### Your assignment:
The lines below, all of them, should be returned exactly as they appear.

### Given information:
◆ ◆ ◆ ◆ ◆
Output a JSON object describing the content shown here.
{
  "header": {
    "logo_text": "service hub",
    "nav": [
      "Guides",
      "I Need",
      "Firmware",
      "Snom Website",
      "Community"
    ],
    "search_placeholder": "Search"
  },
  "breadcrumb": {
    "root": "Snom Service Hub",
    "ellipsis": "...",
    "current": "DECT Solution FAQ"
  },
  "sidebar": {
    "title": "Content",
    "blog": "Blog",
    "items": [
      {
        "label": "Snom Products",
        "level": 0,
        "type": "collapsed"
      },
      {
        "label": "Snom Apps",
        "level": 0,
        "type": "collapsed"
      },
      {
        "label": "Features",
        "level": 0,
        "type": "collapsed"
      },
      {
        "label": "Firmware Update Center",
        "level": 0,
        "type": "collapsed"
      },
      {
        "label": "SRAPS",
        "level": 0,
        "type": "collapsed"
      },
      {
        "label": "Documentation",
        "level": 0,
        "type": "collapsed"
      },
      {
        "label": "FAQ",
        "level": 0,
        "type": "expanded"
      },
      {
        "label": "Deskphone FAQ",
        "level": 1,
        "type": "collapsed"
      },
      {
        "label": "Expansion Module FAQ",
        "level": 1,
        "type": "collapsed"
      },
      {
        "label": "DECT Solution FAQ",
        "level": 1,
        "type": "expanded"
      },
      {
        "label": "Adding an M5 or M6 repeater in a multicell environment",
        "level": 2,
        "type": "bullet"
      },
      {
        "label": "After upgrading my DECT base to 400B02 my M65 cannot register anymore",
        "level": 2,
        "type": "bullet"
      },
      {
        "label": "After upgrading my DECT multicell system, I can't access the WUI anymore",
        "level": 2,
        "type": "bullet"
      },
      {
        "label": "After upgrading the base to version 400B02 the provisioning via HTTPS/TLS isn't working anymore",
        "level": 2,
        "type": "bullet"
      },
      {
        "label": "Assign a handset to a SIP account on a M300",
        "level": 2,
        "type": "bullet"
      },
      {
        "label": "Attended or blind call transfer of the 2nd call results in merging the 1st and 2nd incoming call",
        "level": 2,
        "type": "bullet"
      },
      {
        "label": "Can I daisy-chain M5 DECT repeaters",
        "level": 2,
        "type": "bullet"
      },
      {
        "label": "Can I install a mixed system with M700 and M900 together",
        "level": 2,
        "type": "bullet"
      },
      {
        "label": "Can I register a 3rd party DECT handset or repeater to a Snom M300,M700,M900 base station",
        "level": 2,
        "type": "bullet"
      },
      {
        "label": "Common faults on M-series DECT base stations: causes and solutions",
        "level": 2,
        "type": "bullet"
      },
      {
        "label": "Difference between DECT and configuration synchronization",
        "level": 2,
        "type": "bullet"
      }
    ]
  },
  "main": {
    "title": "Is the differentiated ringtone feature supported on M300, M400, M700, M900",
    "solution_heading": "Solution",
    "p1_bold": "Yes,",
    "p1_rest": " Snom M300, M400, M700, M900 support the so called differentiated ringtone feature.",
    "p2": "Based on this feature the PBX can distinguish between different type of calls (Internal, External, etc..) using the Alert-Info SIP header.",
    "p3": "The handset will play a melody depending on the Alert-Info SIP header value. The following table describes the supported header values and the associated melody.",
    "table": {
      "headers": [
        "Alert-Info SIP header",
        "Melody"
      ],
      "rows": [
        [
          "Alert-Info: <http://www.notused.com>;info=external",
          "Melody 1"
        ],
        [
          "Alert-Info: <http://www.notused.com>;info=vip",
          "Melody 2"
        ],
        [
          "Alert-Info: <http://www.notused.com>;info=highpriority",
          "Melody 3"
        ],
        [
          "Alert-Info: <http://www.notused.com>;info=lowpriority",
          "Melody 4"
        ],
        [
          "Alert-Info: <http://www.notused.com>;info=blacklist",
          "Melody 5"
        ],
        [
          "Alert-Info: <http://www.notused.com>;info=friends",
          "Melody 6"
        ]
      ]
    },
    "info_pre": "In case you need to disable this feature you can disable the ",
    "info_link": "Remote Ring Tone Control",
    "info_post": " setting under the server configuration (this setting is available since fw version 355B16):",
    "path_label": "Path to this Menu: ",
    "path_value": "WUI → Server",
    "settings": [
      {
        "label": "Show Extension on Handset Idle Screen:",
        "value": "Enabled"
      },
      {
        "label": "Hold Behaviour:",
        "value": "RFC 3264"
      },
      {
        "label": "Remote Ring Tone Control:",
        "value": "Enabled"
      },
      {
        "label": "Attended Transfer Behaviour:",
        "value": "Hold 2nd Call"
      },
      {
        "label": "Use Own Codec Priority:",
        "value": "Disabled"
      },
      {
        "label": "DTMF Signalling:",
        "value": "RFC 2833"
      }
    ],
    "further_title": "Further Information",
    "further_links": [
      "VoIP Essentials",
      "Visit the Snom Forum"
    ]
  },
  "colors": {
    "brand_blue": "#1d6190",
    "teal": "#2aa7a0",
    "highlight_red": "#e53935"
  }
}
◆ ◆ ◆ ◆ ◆
### Written reply:
Output a JSON object describing the content shown here.
{
  "header": {
    "logo_text": "service hub",
    "nav": [
      "Guides",
      "I Need",
      "Firmware",
      "Snom Website",
      "Community"
    ],
    "search_placeholder": "Search"
  },
  "breadcrumb": {
    "root": "Snom Service Hub",
    "ellipsis": "...",
    "current": "DECT Solution FAQ"
  },
  "sidebar": {
    "title": "Content",
    "blog": "Blog",
    "items": [
      {
        "label": "Snom Products",
        "level": 0,
        "type": "collapsed"
      },
      {
        "label": "Snom Apps",
        "level": 0,
        "type": "collapsed"
      },
      {
        "label": "Features",
        "level": 0,
        "type": "collapsed"
      },
      {
        "label": "Firmware Update Center",
        "level": 0,
        "type": "collapsed"
      },
      {
        "label": "SRAPS",
        "level": 0,
        "type": "collapsed"
      },
      {
        "label": "Documentation",
        "level": 0,
        "type": "collapsed"
      },
      {
        "label": "FAQ",
        "level": 0,
        "type": "expanded"
      },
      {
        "label": "Deskphone FAQ",
        "level": 1,
        "type": "collapsed"
      },
      {
        "label": "Expansion Module FAQ",
        "level": 1,
        "type": "collapsed"
      },
      {
        "label": "DECT Solution FAQ",
        "level": 1,
        "type": "expanded"
      },
      {
        "label": "Adding an M5 or M6 repeater in a multicell environment",
        "level": 2,
        "type": "bullet"
      },
      {
        "label": "After upgrading my DECT base to 400B02 my M65 cannot register anymore",
        "level": 2,
        "type": "bullet"
      },
      {
        "label": "After upgrading my DECT multicell system, I can't access the WUI anymore",
        "level": 2,
        "type": "bullet"
      },
      {
        "label": "After upgrading the base to version 400B02 the provisioning via HTTPS/TLS isn't working anymore",
        "level": 2,
        "type": "bullet"
      },
      {
        "label": "Assign a handset to a SIP account on a M300",
        "level": 2,
        "type": "bullet"
      },
      {
        "label": "Attended or blind call transfer of the 2nd call results in merging the 1st and 2nd incoming call",
        "level": 2,
        "type": "bullet"
      },
      {
        "label": "Can I daisy-chain M5 DECT repeaters",
        "level": 2,
        "type": "bullet"
      },
      {
        "label": "Can I install a mixed system with M700 and M900 together",
        "level": 2,
        "type": "bullet"
      },
      {
        "label": "Can I register a 3rd party DECT handset or repeater to a Snom M300,M700,M900 base station",
        "level": 2,
        "type": "bullet"
      },
      {
        "label": "Common faults on M-series DECT base stations: causes and solutions",
        "level": 2,
        "type": "bullet"
      },
      {
        "label": "Difference between DECT and configuration synchronization",
        "level": 2,
        "type": "bullet"
      }
    ]
  },
  "main": {
    "title": "Is the differentiated ringtone feature supported on M300, M400, M700, M900",
    "solution_heading": "Solution",
    "p1_bold": "Yes,",
    "p1_rest": " Snom M300, M400, M700, M900 support the so called differentiated ringtone feature.",
    "p2": "Based on this feature the PBX can distinguish between different type of calls (Internal, External, etc..) using the Alert-Info SIP header.",
    "p3": "The handset will play a melody depending on the Alert-Info SIP header value. The following table describes the supported header values and the associated melody.",
    "table": {
      "headers": [
        "Alert-Info SIP header",
        "Melody"
      ],
      "rows": [
        [
          "Alert-Info: <http://www.notused.com>;info=external",
          "Melody 1"
        ],
        [
          "Alert-Info: <http://www.notused.com>;info=vip",
          "Melody 2"
        ],
        [
          "Alert-Info: <http://www.notused.com>;info=highpriority",
          "Melody 3"
        ],
        [
          "Alert-Info: <http://www.notused.com>;info=lowpriority",
          "Melody 4"
        ],
        [
          "Alert-Info: <http://www.notused.com>;info=blacklist",
          "Melody 5"
        ],
        [
          "Alert-Info: <http://www.notused.com>;info=friends",
          "Melody 6"
        ]
      ]
    },
    "info_pre": "In case you need to disable this feature you can disable the ",
    "info_link": "Remote Ring Tone Control",
    "info_post": " setting under the server configuration (this setting is available since fw version 355B16):",
    "path_label": "Path to this Menu: ",
    "path_value": "WUI → Server",
    "settings": [
      {
        "label": "Show Extension on Handset Idle Screen:",
        "value": "Enabled"
      },
      {
        "label": "Hold Behaviour:",
        "value": "RFC 3264"
      },
      {
        "label": "Remote Ring Tone Control:",
        "value": "Enabled"
      },
      {
        "label": "Attended Transfer Behaviour:",
        "value": "Hold 2nd Call"
      },
      {
        "label": "Use Own Codec Priority:",
        "value": "Disabled"
      },
      {
        "label": "DTMF Signalling:",
        "value": "RFC 2833"
      }
    ],
    "further_title": "Further Information",
    "further_links": [
      "VoIP Essentials",
      "Visit the Snom Forum"
    ]
  },
  "colors": {
    "brand_blue": "#1d6190",
    "teal": "#2aa7a0",
    "highlight_red": "#e53935"
  }
}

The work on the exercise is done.